- Work order: Your answer should be every line of the entries that has the string "JSON" in it.

- Input records:

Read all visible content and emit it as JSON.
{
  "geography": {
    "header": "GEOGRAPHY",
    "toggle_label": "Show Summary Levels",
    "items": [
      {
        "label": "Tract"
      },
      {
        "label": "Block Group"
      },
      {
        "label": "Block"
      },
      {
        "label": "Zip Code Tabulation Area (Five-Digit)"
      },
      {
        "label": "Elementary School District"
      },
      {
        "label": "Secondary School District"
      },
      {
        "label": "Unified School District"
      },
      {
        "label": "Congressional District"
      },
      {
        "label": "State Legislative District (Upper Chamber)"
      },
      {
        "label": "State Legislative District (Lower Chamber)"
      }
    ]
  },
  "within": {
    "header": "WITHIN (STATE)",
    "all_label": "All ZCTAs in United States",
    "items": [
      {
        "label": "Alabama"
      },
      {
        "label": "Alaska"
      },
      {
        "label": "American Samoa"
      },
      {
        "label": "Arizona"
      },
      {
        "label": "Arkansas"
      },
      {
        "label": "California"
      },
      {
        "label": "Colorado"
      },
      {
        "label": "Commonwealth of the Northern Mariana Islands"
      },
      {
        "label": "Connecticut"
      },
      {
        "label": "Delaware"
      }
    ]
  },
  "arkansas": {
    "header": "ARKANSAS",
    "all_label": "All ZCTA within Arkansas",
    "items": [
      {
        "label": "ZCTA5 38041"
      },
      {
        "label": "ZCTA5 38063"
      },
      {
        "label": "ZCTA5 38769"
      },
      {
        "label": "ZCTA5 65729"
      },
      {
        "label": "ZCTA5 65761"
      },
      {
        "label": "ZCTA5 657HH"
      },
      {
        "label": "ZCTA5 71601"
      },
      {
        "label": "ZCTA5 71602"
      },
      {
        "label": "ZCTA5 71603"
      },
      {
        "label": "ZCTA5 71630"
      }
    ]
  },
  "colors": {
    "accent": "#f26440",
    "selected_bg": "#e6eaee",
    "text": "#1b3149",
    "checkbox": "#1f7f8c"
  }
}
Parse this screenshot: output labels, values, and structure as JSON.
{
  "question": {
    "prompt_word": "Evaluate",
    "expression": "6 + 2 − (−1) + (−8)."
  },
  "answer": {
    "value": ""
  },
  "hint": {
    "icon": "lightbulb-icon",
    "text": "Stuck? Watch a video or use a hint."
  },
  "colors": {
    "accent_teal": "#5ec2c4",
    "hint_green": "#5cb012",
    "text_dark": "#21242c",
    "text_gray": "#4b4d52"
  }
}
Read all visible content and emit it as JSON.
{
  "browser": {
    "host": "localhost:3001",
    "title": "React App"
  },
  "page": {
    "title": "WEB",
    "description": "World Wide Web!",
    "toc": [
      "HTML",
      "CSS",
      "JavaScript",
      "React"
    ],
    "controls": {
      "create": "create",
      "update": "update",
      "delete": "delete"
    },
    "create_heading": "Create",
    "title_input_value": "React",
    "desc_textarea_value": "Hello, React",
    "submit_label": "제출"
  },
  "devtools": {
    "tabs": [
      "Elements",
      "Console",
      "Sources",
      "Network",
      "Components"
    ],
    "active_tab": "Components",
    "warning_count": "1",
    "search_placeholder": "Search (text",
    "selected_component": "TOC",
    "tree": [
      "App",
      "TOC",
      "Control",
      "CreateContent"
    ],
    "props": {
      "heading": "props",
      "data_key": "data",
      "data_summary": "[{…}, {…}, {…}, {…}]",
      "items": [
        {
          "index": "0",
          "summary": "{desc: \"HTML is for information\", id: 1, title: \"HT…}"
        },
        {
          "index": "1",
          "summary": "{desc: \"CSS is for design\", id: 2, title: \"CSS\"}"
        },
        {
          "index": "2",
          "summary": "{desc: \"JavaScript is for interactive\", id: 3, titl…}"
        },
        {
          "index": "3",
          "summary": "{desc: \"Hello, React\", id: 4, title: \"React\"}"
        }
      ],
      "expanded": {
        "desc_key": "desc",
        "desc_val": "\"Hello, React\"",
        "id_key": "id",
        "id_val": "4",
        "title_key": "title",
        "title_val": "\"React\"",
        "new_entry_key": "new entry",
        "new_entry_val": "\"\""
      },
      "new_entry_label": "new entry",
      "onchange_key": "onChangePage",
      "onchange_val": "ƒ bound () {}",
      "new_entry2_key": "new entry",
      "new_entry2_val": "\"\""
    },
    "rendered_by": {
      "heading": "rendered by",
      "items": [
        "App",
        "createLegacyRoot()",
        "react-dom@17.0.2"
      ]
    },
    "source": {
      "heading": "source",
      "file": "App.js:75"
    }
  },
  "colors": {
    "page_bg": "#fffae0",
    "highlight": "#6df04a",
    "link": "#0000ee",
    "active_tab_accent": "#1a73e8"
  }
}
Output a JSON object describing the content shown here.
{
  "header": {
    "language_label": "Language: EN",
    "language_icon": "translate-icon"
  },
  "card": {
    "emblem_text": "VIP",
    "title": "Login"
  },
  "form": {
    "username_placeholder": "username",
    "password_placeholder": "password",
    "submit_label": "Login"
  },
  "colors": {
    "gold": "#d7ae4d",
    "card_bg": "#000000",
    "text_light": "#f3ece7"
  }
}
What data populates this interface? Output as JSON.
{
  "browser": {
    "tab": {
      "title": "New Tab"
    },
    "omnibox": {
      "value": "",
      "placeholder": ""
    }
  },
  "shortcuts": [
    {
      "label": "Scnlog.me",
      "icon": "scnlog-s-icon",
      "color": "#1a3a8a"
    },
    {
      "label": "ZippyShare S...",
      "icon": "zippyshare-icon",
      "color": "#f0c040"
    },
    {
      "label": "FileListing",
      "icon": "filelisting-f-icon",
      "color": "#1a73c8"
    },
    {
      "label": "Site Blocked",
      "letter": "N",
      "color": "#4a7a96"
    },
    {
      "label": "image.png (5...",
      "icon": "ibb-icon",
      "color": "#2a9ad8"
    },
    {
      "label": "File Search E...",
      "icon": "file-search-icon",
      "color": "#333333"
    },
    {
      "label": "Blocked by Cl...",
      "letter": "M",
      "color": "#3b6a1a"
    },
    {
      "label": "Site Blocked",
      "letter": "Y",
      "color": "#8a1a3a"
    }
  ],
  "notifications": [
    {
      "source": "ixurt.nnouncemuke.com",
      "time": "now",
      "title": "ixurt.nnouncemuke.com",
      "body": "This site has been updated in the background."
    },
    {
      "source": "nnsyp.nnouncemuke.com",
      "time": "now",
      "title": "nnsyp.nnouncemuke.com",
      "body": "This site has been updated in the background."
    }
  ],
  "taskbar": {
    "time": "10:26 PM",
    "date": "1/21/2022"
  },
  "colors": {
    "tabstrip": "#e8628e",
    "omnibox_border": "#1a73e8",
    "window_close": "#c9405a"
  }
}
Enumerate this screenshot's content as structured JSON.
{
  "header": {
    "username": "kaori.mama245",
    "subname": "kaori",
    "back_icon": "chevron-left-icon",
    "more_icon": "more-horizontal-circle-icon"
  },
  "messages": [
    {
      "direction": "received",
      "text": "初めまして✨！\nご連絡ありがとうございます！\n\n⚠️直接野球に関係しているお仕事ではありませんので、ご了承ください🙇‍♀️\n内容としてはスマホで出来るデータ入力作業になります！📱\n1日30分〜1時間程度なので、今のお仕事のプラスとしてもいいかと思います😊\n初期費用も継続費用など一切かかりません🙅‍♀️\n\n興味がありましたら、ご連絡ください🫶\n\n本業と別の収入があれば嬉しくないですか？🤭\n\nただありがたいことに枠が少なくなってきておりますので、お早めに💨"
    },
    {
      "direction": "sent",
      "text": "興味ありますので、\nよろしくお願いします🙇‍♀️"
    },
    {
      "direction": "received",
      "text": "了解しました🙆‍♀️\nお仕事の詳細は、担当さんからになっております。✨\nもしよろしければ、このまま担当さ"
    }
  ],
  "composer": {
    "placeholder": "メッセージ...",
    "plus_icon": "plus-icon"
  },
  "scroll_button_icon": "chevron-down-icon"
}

- Exercise result:
Read all visible content and emit it as JSON.
Parse this screenshot: output labels, values, and structure as JSON.
Read all visible content and emit it as JSON.
Output a JSON object describing the content shown here.
What data populates this interface? Output as JSON.
Enumerate this screenshot's content as structured JSON.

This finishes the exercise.